"In Peru, he just finished up a research project near Lima." Dark spots obscured the edge of her vision. She must have something in her eye.
"Sounds fun. You know, we just got back from the Bahamas on Monday."
Celia had not known that at all.
The waitress placed two cocktail napkins on the table, followed by their drinks. They were saffron-tinged, as though the bartender had added blood orange juice in with the cranberry.
"Didn't we order cosmopolitans?" Celia asked the waitress.
The woman's voice sounded tinny as Celia's often did in the morning, a sleepy vise cutting her off from her lower register. "Those are cosmopolitans. Can I get you anything else?"
She shook her head no. It pulsed as if she'd already had too many drinks, though she'd yet to take a sip. The waitress sauntered away, her feet clomping on the floor. She wore a pair of cream loafers, the twins of ones Celia had bought on sale last week.
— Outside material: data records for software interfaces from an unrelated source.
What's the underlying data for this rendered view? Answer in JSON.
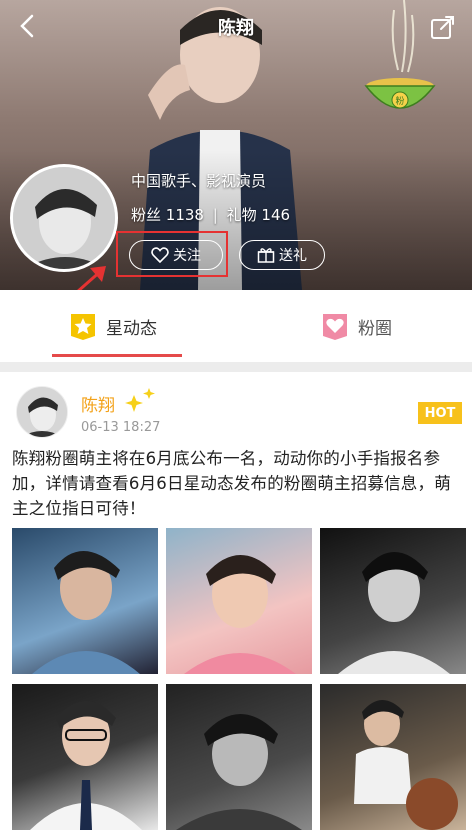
{
  "header": {
    "title": "陈翔",
    "description": "中国歌手、影视演员",
    "fans_label": "粉丝",
    "fans_count": "1138",
    "gift_label": "礼物",
    "gift_count": "146",
    "follow_label": "关注",
    "send_gift_label": "送礼",
    "bowl_badge": "粉"
  },
  "tabs": [
    {
      "label": "星动态",
      "active": true,
      "icon": "star-icon"
    },
    {
      "label": "粉圈",
      "active": false,
      "icon": "heart-chat-icon"
    }
  ],
  "post": {
    "author": "陈翔",
    "time": "06-13 18:27",
    "badge": "HOT",
    "content": "陈翔粉圈萌主将在6月底公布一名，动动你的小手指报名参加，详情请查看6月6日星动态发布的粉圈萌主招募信息，萌主之位指日可待！",
    "photo_count": 6
  },
  "colors": {
    "accent_red": "#e54a4a",
    "author_orange": "#f3a21a",
    "hot_yellow": "#f7c11b",
    "tab_icon_yellow": "#f5c400",
    "tab_icon_pink": "#f08aa5"
  }
}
Celia's breath caught in her chest and a strand of her shoulder-length, hazelnut hair stuck to her bottom lip.
"Celia, you are not yourself today." Dorothy's eyes filled with concern.
Celia croaked out the words, "No, I'm not." But everyone else is, she thought as the nebulous patches in her peripheral vision spread, sweeping away the lights of Chez Mer. The color drained from Dorothy's face as Celia's head hit the table with a thunk. Her last thought was of a blaze of lightning and ducking into a bus stop for shelter to take a phone call. Tom had said something, hadn't he, about one of his vapid grad students, before...
This story originally appeared in Flashes in the Dark.